Harassment in the workplace can be a huge problem for employees, and it is also against the law. As an employer, you are responsible for dealing with any concerns raised by your employees about harassment. Failing to do so could lead to the victim making a claim against you under the Equality Act 2010.

What is harassment?

Harassment is a form of bullying which relates to one of the protected characteristics defined under the Equality Act. Bullying itself is defined as any kind of “unwanted conduct”, which can include a wide range of behaviours.

Unwanted conduct may include:

  • insults or teasing
  • treating someone unfairly
  • spreading rumours
  • denial of promotion, training or other advancement opportunities

Harassment does not necessarily need to be face-to-face. The unwanted conduct could take place over the phone, via email, or even behind a person’s back.

In fact, harassment does not need to be aimed at a particular individual to affect them; it may simply be that the way other people in the workplace act has the effect of making them feel uncomfortable, embarrassed or afraid. For example, a female employee may feel harassed by male employees making sexual comments at work, even if they are not directed specifically at her.

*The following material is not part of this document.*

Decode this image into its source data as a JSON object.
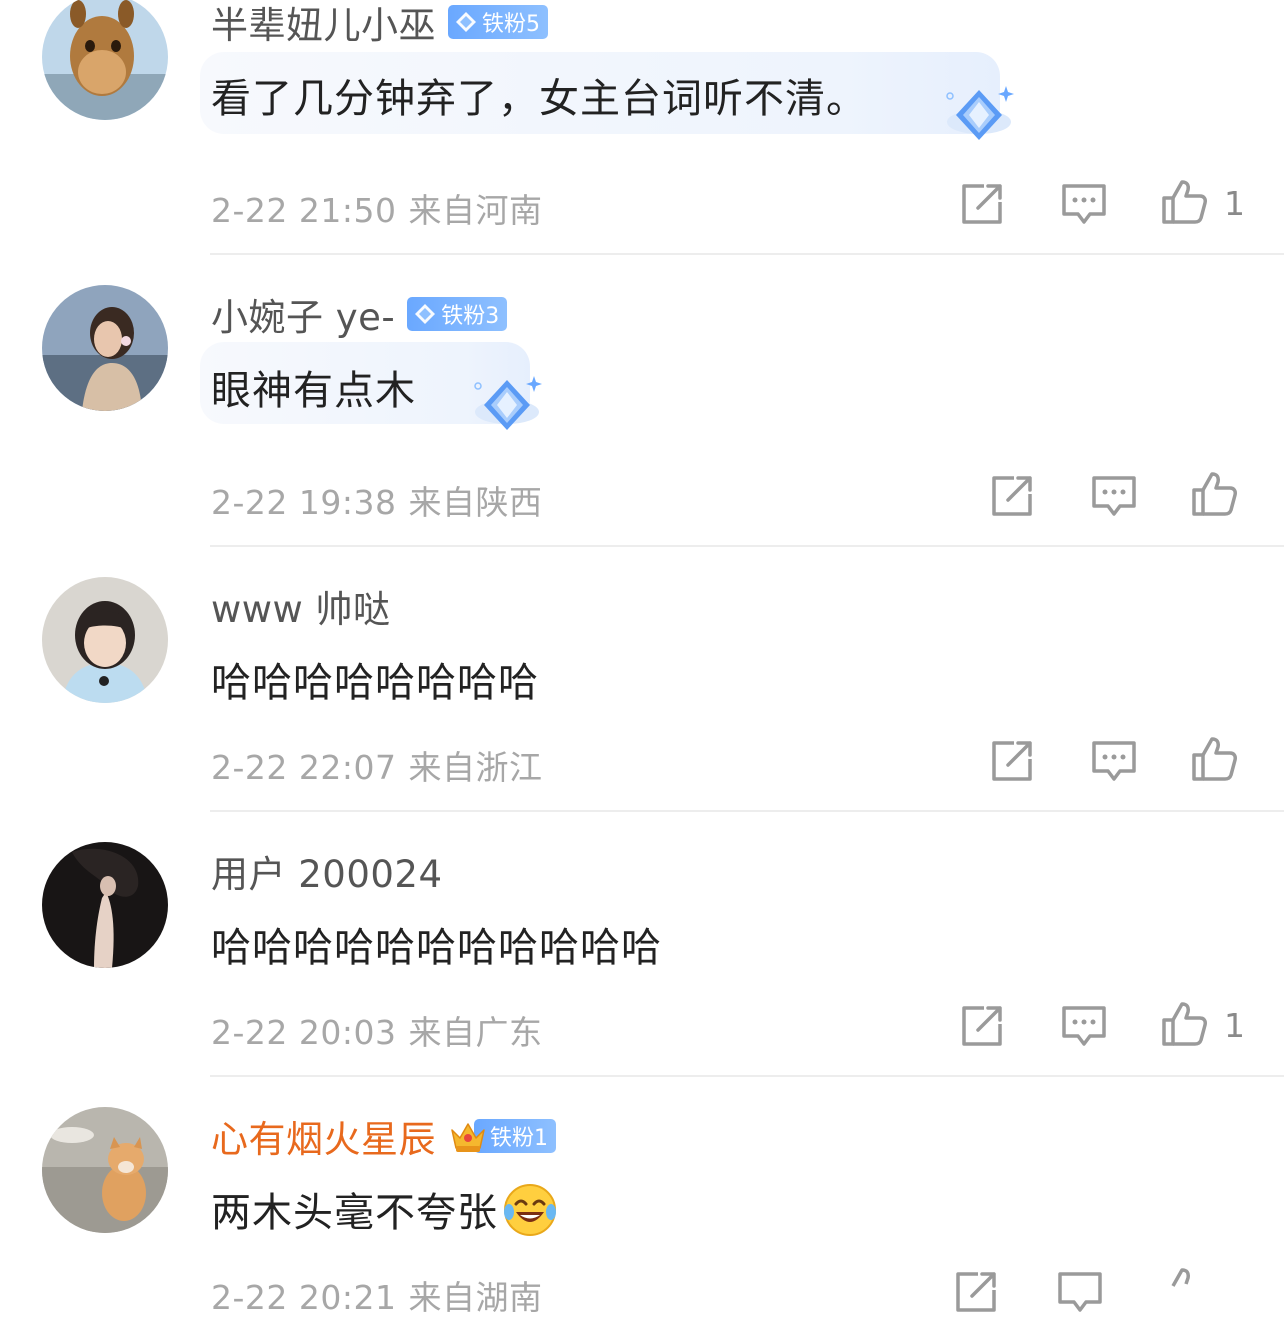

It is also important to keep in mind that a person does not need to actually possess a protected characteristic for unwanted conduct relating to that characteristic to count as harassment. A straight employee may nonetheless face homophobic bullying from other employees who think or joke that he is gay. Other cases of harassment may be due to a person’s association with someone possessing a protected characteristic – where someone has a family member with a disability, for example. Both of these situations still count as harassment and discrimination, and the affected person could take action under the Equality Act.

Handling harassment

The best way to deal with harassment is to prevent it from happening in the first place. Ensure that you have policies in place relating to employee conduct in the workplace, making it clear what is expected of your workers and what is unacceptable. Not only does this make it clear to employees how they are supposed to behave, it also shows that you have made an effort to prevent harassment from taking place in your company, which can help if a claim should later arise.

As well as policies on workplace conduct, you should make sure that your employees know how they can make a complaint if they are a victim of bullying and harassment. Have a grievance policy in place and ensure that your employees know how and when they can use it. Ensure that you thoroughly investigate any complaints and take action if necessary.

If you are made aware of harassment taking place in your company, you are legally required to take steps to deal with it and can be held responsible if it continues. If you fail to act against harassment, you could be taken to an employment tribunal by the victim.